New Group Exhibition at Nerve Visual Responds to Brexit Anxiety
Field Notes from the Border #3, which will run in the Nerve Visual Gallery in Derry~Londonderry until June 30, presents work by contemporary artists working along the border in Ireland.
It is part of a series of cross-border exhibitions and engagement programmes curated by the Gallery of Photography, which respond to the anxiety raised by Brexit on both sides of the border.
The show includes new work from Anthony Haughey. His Field Notes from the Border installation responds to the perceived imminent threat of Brexit to peace and stability in Ireland. Video works, photographs and texts reflect on Ireland’s ‘seamless’ border and consider how function, meaning, and effect are often in a state of flux.
Dragana Jurisic’s Fields of Gunnera considers the border from the perspective of a migrant.
Kate Nolan presents new work from her ongoing long-term project, Lacuna. First premiered in 2017, the work has been developed through the artist’s engagement with border communities from Donegal to Carlingford.
Kevin Fox’s Drum: Portrait of a Village goes beyond stereotypical representations to reveal the strength and beauty of life in the rural border village of Drum, County Monaghan.
Raymond B Newman’s Unsettled Border reflects on the complexities of Irish histories and the fragility of current political circumstances. It considers the remoteness of intertwined border landscapes where diminishing numbers of Orange Order members strive to secure the fraternities’ isolated meeting places. This installation also features a new film ‘LOL 37’ made in Altnaveigh Orange Lodge on the Armagh/Down border.

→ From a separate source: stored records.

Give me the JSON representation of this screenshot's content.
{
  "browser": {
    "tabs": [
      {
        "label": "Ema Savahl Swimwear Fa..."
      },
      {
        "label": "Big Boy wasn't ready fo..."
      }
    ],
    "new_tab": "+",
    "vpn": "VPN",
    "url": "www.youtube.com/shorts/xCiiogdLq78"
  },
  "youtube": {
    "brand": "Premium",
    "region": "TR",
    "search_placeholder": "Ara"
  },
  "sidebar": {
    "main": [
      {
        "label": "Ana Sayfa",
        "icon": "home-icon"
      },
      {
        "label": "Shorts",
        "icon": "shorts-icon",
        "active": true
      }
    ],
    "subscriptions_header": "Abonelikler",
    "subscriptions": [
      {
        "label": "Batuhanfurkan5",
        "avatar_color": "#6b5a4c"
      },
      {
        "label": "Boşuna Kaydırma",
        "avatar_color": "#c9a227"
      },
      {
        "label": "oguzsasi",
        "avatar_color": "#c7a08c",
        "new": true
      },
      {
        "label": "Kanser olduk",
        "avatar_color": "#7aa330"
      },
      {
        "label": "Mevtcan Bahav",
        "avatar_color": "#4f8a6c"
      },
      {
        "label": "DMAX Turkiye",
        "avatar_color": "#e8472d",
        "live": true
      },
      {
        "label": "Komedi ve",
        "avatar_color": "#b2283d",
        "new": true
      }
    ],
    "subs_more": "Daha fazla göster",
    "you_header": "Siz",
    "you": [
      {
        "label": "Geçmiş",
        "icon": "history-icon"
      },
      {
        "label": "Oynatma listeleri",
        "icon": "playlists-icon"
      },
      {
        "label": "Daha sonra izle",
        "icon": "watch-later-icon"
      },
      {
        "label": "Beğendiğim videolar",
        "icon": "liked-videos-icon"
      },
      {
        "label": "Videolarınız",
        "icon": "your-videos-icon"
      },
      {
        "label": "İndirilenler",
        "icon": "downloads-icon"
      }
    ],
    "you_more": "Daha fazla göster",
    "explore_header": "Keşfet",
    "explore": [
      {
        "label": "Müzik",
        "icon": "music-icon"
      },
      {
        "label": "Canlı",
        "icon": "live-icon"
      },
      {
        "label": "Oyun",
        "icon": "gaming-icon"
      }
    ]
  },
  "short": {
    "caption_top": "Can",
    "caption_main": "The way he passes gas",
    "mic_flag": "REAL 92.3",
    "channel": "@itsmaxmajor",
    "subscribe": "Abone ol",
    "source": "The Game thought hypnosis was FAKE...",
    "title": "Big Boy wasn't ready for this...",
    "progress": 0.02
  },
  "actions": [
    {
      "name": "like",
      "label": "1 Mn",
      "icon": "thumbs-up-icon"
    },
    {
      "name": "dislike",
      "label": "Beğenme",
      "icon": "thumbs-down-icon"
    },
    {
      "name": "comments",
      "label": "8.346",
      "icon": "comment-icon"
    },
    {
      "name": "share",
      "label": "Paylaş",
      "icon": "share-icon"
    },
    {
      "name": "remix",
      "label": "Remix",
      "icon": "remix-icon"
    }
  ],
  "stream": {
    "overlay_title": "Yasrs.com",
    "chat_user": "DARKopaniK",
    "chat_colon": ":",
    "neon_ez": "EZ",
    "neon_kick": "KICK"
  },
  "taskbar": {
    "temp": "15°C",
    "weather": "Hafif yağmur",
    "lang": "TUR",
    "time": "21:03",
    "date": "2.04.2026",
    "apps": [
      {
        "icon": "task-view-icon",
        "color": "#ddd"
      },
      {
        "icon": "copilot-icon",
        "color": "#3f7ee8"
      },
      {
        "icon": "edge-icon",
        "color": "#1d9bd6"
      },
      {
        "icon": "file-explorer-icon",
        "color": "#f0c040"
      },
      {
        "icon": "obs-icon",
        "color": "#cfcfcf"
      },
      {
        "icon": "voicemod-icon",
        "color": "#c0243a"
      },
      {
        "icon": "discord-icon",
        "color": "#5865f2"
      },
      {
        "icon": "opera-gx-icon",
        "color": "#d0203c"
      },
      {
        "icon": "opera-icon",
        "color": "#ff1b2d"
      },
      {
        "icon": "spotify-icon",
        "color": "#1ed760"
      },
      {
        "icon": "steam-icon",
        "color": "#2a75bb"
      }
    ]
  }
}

Field Notes from the Border is a cross-border collaboration between Gallery of Photography Ireland, Regional Cultural Centre and the Nerve Centre. This showing in Nerve Visual is supported by the National Lottery Heritage Fund.
Curated by Gallery of Photography Ireland as part of Gallery of Photography’s Reframing the Border programme. Artists Commissions are supported by the Department of Culture Heritage and the Gaeltacht and by Department of Foreign Affairs & Trade Reconciliation Fund.